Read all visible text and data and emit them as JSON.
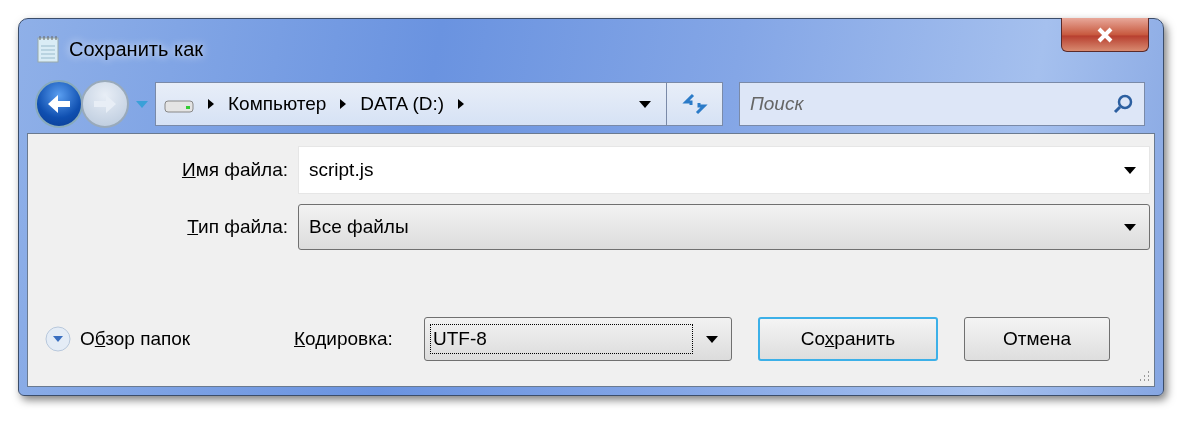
{
  "window": {
    "title": "Сохранить как"
  },
  "navigation": {
    "breadcrumbs": [
      "Компьютер",
      "DATA (D:)"
    ]
  },
  "search": {
    "placeholder": "Поиск"
  },
  "fields": [
    {
      "label": [
        {
          "text": "И",
          "underlined": true
        },
        {
          "text": "мя файла:",
          "underlined": false
        }
      ],
      "value": "script.js",
      "kind": "editable"
    },
    {
      "label": [
        {
          "text": "Т",
          "underlined": true
        },
        {
          "text": "ип файла:",
          "underlined": false
        }
      ],
      "value": "Все файлы",
      "kind": "dropdown"
    }
  ],
  "browse_folders": {
    "label": [
      {
        "text": "О",
        "underlined": false
      },
      {
        "text": "б",
        "underlined": true
      },
      {
        "text": "зор папок",
        "underlined": false
      }
    ],
    "expanded": false
  },
  "encoding": {
    "label": [
      {
        "text": "К",
        "underlined": true
      },
      {
        "text": "одировка:",
        "underlined": false
      }
    ],
    "value": "UTF-8",
    "focused": true
  },
  "buttons": [
    {
      "label": [
        {
          "text": "Со",
          "underlined": false
        },
        {
          "text": "х",
          "underlined": true
        },
        {
          "text": "ранить",
          "underlined": false
        }
      ],
      "default": true
    },
    {
      "label": [
        {
          "text": "Отмена",
          "underlined": false
        }
      ],
      "default": false
    }
  ]
}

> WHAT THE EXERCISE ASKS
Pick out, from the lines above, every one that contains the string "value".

> SOLUTION
      "value": "script.js",
      "value": "Все файлы",
    "value": "UTF-8",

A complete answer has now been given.